In The Lonely Hour may already raise some eyebrows for folks, given its conception, or a specific part of its conception. Smith revealed the album was about him being in love with a guy who didn’t love him back. For some folks – those more traditional, likely the talking point of Smith’s rationale is the revelation that he is gay. While pop music is a bit more of an accepting genre where sexuality is concerned, it is still no cakewalk. Honestly, I wasn’t surprised in the least – I thought Smith might be gay. Ultimately, sexuality aside, In That Lonely Hour likely should be relatable to anyone who has loved and that love hasn’t been reciprocated back. That is by no means a hetero- nor homosexual issue, but rather a shared experience by almost anybody at some point in their lives. “Stay With Me” epitomizes the sentiment that In The Lonely Hour will convey upon its U.S. release on June 17th.
“Guess it’s true, I’m not good at a one night stand,” sings a reflective, plaintive Smith on the first verse. “But I still need love cause I’m just a man…I don’t want you to leave, will you hold my hand?” On the second verse, Smith continues to question his love/relationship issues: “Why am I so emotional? / No it’s not a good look, gain some self control.” Still, much like the first verse, the second ends with yearning for pleasure, as Smith asks his lover to “…lay with me so it doesn’t hurt”. Essentially, on this simplistic yet touching song, Smith is open about his deficiencies in regards to hooking up and more bigger-picture love, but he still needs to have “someone to love” and fulfill what he needs.

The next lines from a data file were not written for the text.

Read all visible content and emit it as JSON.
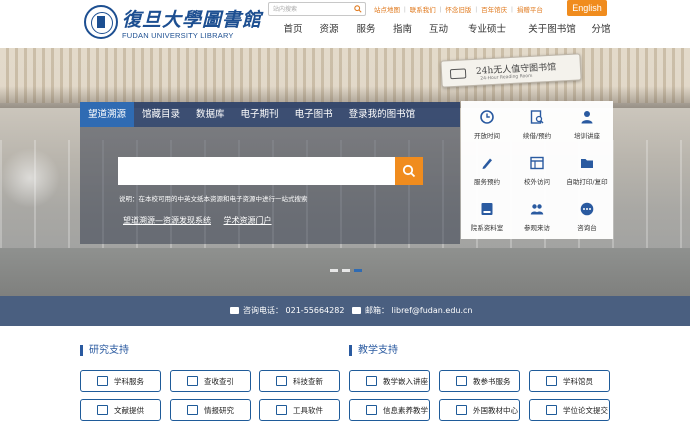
{
  "header": {
    "logo_cn": "復旦大學圖書館",
    "logo_en": "FUDAN UNIVERSITY LIBRARY",
    "search_placeholder": "站内搜索",
    "top_links": [
      "站点地图",
      "联系我们",
      "怀念旧版",
      "百年馆庆",
      "捐赠平台"
    ],
    "english_label": "English",
    "nav": [
      "首页",
      "资源",
      "服务",
      "指南",
      "互动",
      "专业硕士",
      "关于图书馆",
      "分馆"
    ]
  },
  "banner": {
    "sign_cn": "24h无人值守图书馆",
    "sign_en": "24-Hour Reading Room",
    "tabs": [
      "望道溯源",
      "馆藏目录",
      "数据库",
      "电子期刊",
      "电子图书",
      "登录我的图书馆"
    ],
    "active_tab": 0,
    "search_placeholder": "",
    "note": "说明：在本校可用的中英文纸本资源和电子资源中进行一站式搜索",
    "sublink_1": "望道溯源—资源发现系统",
    "sublink_2": "学术资源门户",
    "slide_count": 3,
    "active_slide": 2
  },
  "services": [
    {
      "label": "开放时间",
      "icon": "clock-icon"
    },
    {
      "label": "续借/预约",
      "icon": "document-search-icon"
    },
    {
      "label": "培训讲座",
      "icon": "person-icon"
    },
    {
      "label": "服务预约",
      "icon": "pencil-icon"
    },
    {
      "label": "校外访问",
      "icon": "window-icon"
    },
    {
      "label": "自助打印/复印",
      "icon": "folder-icon"
    },
    {
      "label": "院系资料室",
      "icon": "bookmark-icon"
    },
    {
      "label": "参观来访",
      "icon": "group-icon"
    },
    {
      "label": "咨询台",
      "icon": "chat-icon"
    }
  ],
  "contact": {
    "phone": "咨询电话：  021-55664282",
    "email": "邮箱：  libref@fudan.edu.cn"
  },
  "research": {
    "title": "研究支持",
    "buttons": [
      "学科服务",
      "查收查引",
      "科技查新",
      "文献提供",
      "情报研究",
      "工具软件"
    ]
  },
  "teaching": {
    "title": "教学支持",
    "buttons": [
      "教学嵌入讲座",
      "教参书服务",
      "学科馆员",
      "信息素养教学",
      "外国教材中心",
      "学位论文提交"
    ]
  },
  "colors": {
    "brand_blue": "#1d4f91",
    "accent_orange": "#f08c1e",
    "tab_active": "#2f6bb3",
    "contact_bar": "#4a5f80"
  }
}
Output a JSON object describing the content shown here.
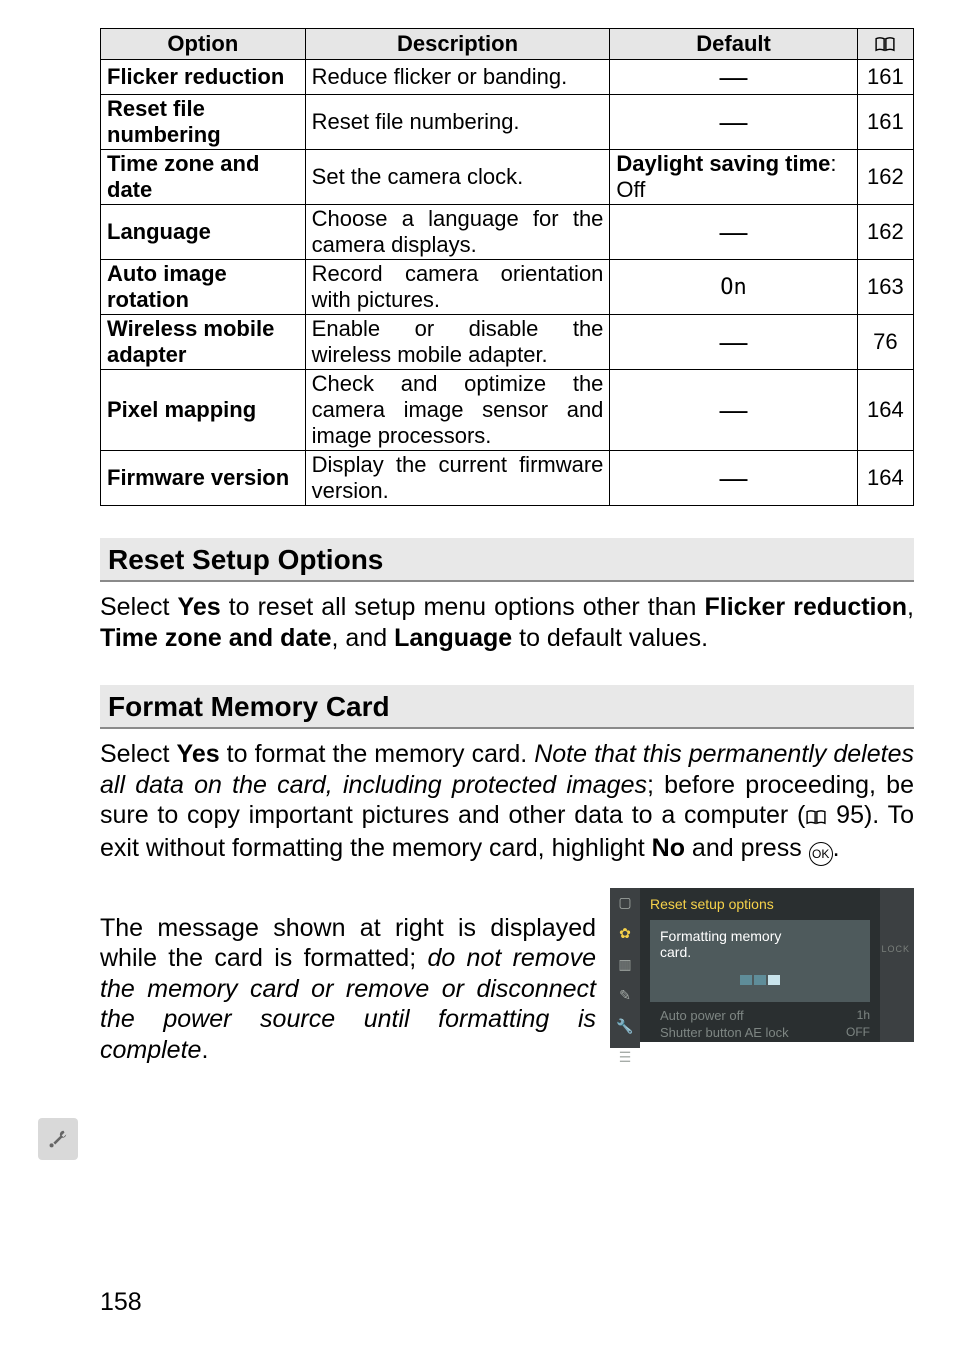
{
  "table": {
    "headers": {
      "option": "Option",
      "description": "Description",
      "default": "Default",
      "page_icon_alt": "page"
    },
    "rows": [
      {
        "option": "Flicker reduction",
        "description": "Reduce flicker or banding.",
        "default": "—",
        "page": "161"
      },
      {
        "option": "Reset file numbering",
        "description": "Reset file numbering.",
        "default": "—",
        "page": "161"
      },
      {
        "option": "Time zone and date",
        "description": "Set the camera clock.",
        "default_bold": "Daylight saving time",
        "default_rest": ": Off",
        "page": "162"
      },
      {
        "option": "Language",
        "description": "Choose a language for the camera displays.",
        "default": "—",
        "page": "162"
      },
      {
        "option": "Auto image rotation",
        "description": "Record camera orientation with pictures.",
        "default": "On",
        "page": "163"
      },
      {
        "option": "Wireless mobile adapter",
        "description": "Enable or disable the wireless mobile adapter.",
        "default": "—",
        "page": "76"
      },
      {
        "option": "Pixel mapping",
        "description": "Check and optimize the camera image sensor and image processors.",
        "default": "—",
        "page": "164"
      },
      {
        "option": "Firmware version",
        "description": "Display the current firmware version.",
        "default": "—",
        "page": "164"
      }
    ]
  },
  "sections": {
    "reset": {
      "heading": "Reset Setup Options",
      "p1a": "Select ",
      "p1_yes": "Yes",
      "p1b": " to reset all setup menu options other than ",
      "p1_flicker": "Flicker reduction",
      "p1c": ", ",
      "p1_tz": "Time zone and date",
      "p1d": ", and ",
      "p1_lang": "Language",
      "p1e": " to default values."
    },
    "format": {
      "heading": "Format Memory Card",
      "p1a": "Select ",
      "p1_yes": "Yes",
      "p1b": " to format the memory card. ",
      "p1_note": "Note that this permanently deletes all data on the card, including protected images",
      "p1c": "; before proceeding, be sure to copy important pictures and other data to a computer (",
      "p1_ref": " 95). To exit without formatting the memory card, highlight ",
      "p1_no": "No",
      "p1d": " and press ",
      "p1e": ".",
      "p2a": "The message shown at right is displayed while the card is formatted; ",
      "p2_warn": "do not remove the memory card or remove or disconnect the power source until formatting is complete",
      "p2b": "."
    }
  },
  "screenshot": {
    "title": "Reset setup options",
    "msg1": "Formatting memory",
    "msg2": "card.",
    "lock": "LOCK",
    "dim1": "Auto power off",
    "dim1v": "1h",
    "dim2": "Shutter button AE lock",
    "dim2v": "OFF"
  },
  "page_number": "158"
}
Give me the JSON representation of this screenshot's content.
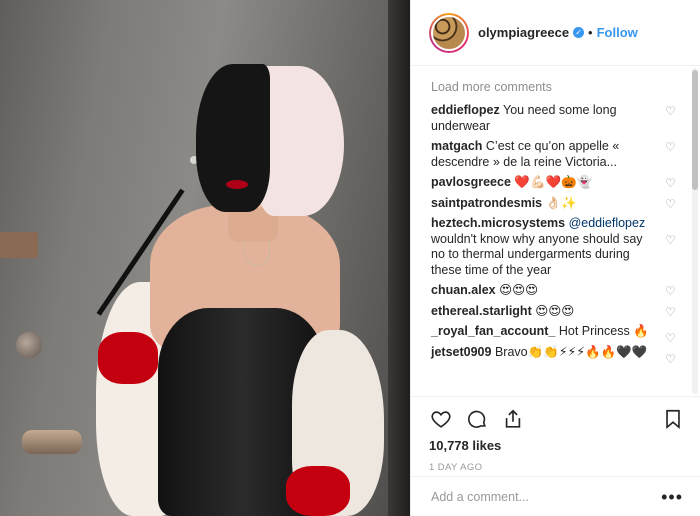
{
  "post": {
    "username": "olympiagreece",
    "separator": "•",
    "follow_label": "Follow",
    "verified_icon": "verified-badge-icon"
  },
  "comments": {
    "load_more": "Load more comments",
    "items": [
      {
        "user": "eddieflopez",
        "text": "You need some long underwear"
      },
      {
        "user": "matgach",
        "text": "C’est ce qu’on appelle « descendre » de la reine Victoria..."
      },
      {
        "user": "pavlosgreece",
        "text": "❤️💪🏻❤️🎃👻"
      },
      {
        "user": "saintpatrondesmis",
        "text": "👌🏻✨"
      },
      {
        "user": "heztech.microsystems",
        "mention": "@eddieflopez",
        "text": "wouldn't know why anyone should say no to thermal undergarments during these time of the year"
      },
      {
        "user": "chuan.alex",
        "text": "😍😍😍"
      },
      {
        "user": "ethereal.starlight",
        "text": "😍😍😍"
      },
      {
        "user": "_royal_fan_account_",
        "text": "Hot Princess 🔥"
      },
      {
        "user": "jetset0909",
        "text": "Bravo👏👏⚡⚡⚡🔥🔥🖤🖤"
      }
    ]
  },
  "actions": {
    "likes": "10,778 likes",
    "time": "1 DAY AGO",
    "icons": [
      "heart-icon",
      "comment-icon",
      "share-icon",
      "bookmark-icon"
    ]
  },
  "add_comment": {
    "placeholder": "Add a comment...",
    "more_label": "•••"
  },
  "colors": {
    "link_blue": "#3897f0",
    "mention_blue": "#003569",
    "text": "#262626",
    "muted": "#8e8e8e"
  }
}
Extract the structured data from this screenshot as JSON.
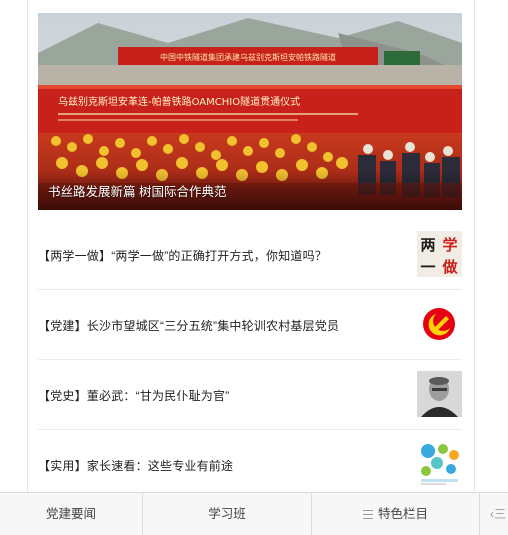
{
  "hero": {
    "caption": "书丝路发展新篇 树国际合作典范",
    "banner_text": "乌兹别克斯坦安革连-帕普铁路OAMCHIO隧道贯通仪式",
    "top_banner_text": "中国中铁隧道集团承建乌兹别克斯坦安帕铁路隧道",
    "colors": {
      "sky": "#cfd8de",
      "banner": "#c8201b",
      "crowd": "#d9461e",
      "helmet": "#f2c12e"
    }
  },
  "articles": [
    {
      "title": "【两学一做】“两学一做”的正确打开方式，你知道吗？",
      "thumb_icon": "liangxue-yizuo-thumb",
      "thumb_text_1": "两",
      "thumb_text_2": "学",
      "thumb_text_3": "一",
      "thumb_text_4": "做"
    },
    {
      "title": "【党建】长沙市望城区“三分五统”集中轮训农村基层党员",
      "thumb_icon": "party-emblem-thumb"
    },
    {
      "title": "【党史】董必武：“甘为民仆耻为官”",
      "thumb_icon": "portrait-thumb"
    },
    {
      "title": "【实用】家长速看：这些专业有前途",
      "thumb_icon": "infographic-thumb"
    }
  ],
  "bottom_nav": {
    "tab1": "党建要闻",
    "tab2": "学习班",
    "tab3": "特色栏目",
    "more": "‹三"
  }
}
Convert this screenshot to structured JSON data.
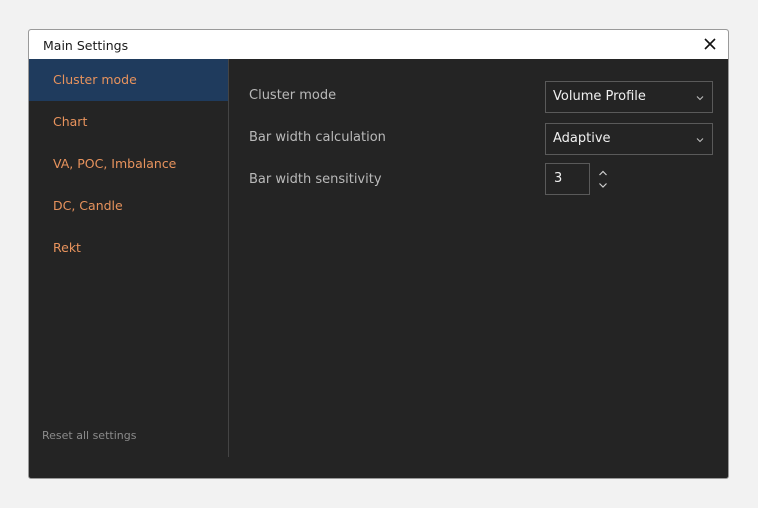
{
  "dialog": {
    "title": "Main Settings",
    "close_icon": "close-icon"
  },
  "sidebar": {
    "items": [
      {
        "label": "Cluster mode",
        "active": true
      },
      {
        "label": "Chart",
        "active": false
      },
      {
        "label": "VA, POC, Imbalance",
        "active": false
      },
      {
        "label": "DC, Candle",
        "active": false
      },
      {
        "label": "Rekt",
        "active": false
      }
    ],
    "reset_label": "Reset all settings"
  },
  "settings": {
    "cluster_mode": {
      "label": "Cluster mode",
      "value": "Volume Profile"
    },
    "bar_width_calculation": {
      "label": "Bar width calculation",
      "value": "Adaptive"
    },
    "bar_width_sensitivity": {
      "label": "Bar width sensitivity",
      "value": "3"
    }
  },
  "colors": {
    "panel_bg": "#242424",
    "accent_orange": "#e8935d",
    "active_item_bg": "#1f3b5d"
  }
}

Is “Stay With Me” ‘brand new’? No, not by any means – we’ve been singing songs about failed one-night stands, bad love, and the need for love forever and ever. That said, “Stay With Me,” conveys the sentiment and message pretty well, putting it on a level where anyone can relate to it. If you are a skeptic, don’t let sexuality cloud your mind on this cut or Smith’s upcoming debut album; this is good stuff right here. Smith definitely has the pipes and emotional delivery to captivate by all means. The backing choir definitely doesn’t hurt his cause either – throw the production in that mix as well. If anything, “Stay With Me” further amplifies excitement for In The Lonely Hour. You get only blessings from me Sam – blessings.